Material for this task:
===
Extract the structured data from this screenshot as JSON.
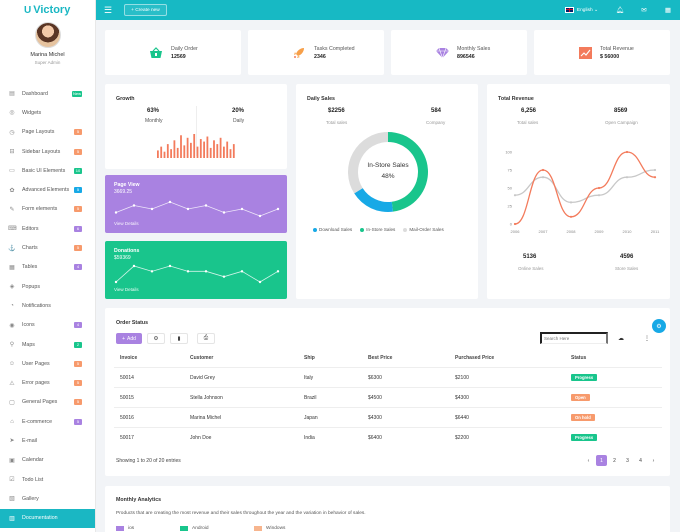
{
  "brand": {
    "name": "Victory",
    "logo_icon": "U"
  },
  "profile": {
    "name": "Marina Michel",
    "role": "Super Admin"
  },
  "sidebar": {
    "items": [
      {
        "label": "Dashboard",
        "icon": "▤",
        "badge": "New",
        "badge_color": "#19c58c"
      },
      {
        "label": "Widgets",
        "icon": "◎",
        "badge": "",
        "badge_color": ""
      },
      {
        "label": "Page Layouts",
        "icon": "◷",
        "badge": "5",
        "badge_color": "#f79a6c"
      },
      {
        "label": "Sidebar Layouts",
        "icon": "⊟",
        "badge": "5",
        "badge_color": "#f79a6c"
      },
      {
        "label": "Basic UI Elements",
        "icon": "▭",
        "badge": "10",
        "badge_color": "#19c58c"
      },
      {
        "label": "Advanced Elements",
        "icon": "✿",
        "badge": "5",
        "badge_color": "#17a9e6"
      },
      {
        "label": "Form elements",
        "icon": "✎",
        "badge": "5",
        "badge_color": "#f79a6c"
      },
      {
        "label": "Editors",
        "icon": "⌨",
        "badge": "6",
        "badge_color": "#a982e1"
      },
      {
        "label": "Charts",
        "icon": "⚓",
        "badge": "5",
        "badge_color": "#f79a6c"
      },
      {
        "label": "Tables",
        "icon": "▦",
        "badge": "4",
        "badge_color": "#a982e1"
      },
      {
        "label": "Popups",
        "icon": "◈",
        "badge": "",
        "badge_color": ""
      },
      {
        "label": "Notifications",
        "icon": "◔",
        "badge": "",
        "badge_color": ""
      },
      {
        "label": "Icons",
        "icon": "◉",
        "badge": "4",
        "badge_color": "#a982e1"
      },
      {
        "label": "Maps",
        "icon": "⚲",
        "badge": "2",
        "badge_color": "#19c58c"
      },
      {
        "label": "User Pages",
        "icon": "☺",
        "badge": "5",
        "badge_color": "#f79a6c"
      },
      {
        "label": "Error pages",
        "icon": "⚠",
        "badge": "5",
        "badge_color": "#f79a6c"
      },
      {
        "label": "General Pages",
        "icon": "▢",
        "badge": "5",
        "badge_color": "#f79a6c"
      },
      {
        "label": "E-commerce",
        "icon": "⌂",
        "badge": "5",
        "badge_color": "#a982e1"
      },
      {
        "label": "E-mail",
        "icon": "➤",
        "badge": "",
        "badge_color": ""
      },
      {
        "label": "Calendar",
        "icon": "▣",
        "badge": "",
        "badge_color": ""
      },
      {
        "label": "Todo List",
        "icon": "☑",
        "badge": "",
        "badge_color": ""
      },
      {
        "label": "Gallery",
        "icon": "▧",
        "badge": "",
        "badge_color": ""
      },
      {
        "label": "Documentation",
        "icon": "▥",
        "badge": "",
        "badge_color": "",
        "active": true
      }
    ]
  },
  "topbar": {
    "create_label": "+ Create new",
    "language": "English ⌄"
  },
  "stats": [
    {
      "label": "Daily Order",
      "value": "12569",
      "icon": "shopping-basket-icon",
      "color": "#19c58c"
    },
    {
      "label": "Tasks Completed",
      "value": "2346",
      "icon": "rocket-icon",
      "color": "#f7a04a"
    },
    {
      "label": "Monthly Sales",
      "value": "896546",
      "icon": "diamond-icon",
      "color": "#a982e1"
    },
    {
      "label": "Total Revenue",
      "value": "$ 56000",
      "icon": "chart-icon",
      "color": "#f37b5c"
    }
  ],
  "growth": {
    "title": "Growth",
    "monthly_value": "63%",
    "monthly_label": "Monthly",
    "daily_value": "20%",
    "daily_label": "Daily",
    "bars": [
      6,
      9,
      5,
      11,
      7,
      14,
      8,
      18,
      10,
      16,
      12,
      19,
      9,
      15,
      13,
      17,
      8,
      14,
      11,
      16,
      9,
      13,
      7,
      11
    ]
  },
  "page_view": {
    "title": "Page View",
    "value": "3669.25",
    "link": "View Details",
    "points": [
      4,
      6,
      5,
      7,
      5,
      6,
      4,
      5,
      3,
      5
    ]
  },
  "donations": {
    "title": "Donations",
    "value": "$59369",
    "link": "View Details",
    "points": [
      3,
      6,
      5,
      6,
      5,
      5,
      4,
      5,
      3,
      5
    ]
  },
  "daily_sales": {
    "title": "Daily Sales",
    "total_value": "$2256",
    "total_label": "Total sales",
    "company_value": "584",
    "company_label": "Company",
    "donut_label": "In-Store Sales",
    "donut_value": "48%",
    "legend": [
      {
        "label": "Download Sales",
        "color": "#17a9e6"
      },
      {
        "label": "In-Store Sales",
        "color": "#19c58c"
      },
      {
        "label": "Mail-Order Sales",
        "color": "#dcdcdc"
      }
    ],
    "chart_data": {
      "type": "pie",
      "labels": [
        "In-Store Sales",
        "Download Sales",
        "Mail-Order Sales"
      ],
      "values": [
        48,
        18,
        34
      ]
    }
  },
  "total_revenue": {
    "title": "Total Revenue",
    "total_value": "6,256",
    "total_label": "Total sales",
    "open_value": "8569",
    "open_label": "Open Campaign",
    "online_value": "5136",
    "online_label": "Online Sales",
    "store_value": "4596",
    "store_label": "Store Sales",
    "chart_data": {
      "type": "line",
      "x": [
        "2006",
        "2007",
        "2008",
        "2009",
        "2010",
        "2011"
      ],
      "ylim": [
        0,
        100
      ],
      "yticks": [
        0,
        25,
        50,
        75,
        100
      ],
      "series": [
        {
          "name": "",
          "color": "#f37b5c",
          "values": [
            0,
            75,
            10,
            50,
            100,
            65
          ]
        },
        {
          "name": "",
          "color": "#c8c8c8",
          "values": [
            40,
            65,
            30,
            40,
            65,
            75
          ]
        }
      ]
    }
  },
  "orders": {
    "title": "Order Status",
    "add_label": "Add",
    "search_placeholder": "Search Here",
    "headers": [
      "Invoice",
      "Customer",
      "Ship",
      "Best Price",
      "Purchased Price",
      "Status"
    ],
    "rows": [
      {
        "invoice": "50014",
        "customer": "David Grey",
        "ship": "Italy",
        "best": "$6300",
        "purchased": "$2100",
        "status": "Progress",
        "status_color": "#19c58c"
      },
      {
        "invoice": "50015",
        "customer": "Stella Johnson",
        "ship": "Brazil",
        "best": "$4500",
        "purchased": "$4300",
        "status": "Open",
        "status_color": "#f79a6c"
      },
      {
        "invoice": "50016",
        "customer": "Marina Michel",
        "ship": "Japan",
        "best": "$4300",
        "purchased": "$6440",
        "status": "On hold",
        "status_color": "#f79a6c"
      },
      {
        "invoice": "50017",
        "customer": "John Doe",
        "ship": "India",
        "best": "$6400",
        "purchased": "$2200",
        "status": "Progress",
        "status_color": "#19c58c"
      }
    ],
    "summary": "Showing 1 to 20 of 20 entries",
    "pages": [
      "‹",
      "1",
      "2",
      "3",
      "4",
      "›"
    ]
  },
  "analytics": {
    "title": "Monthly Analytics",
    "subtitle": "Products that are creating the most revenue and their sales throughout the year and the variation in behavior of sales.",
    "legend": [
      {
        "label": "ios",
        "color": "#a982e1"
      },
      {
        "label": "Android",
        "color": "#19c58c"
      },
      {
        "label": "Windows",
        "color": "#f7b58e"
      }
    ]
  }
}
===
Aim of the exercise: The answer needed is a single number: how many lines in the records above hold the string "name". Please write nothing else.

Result of the task: 4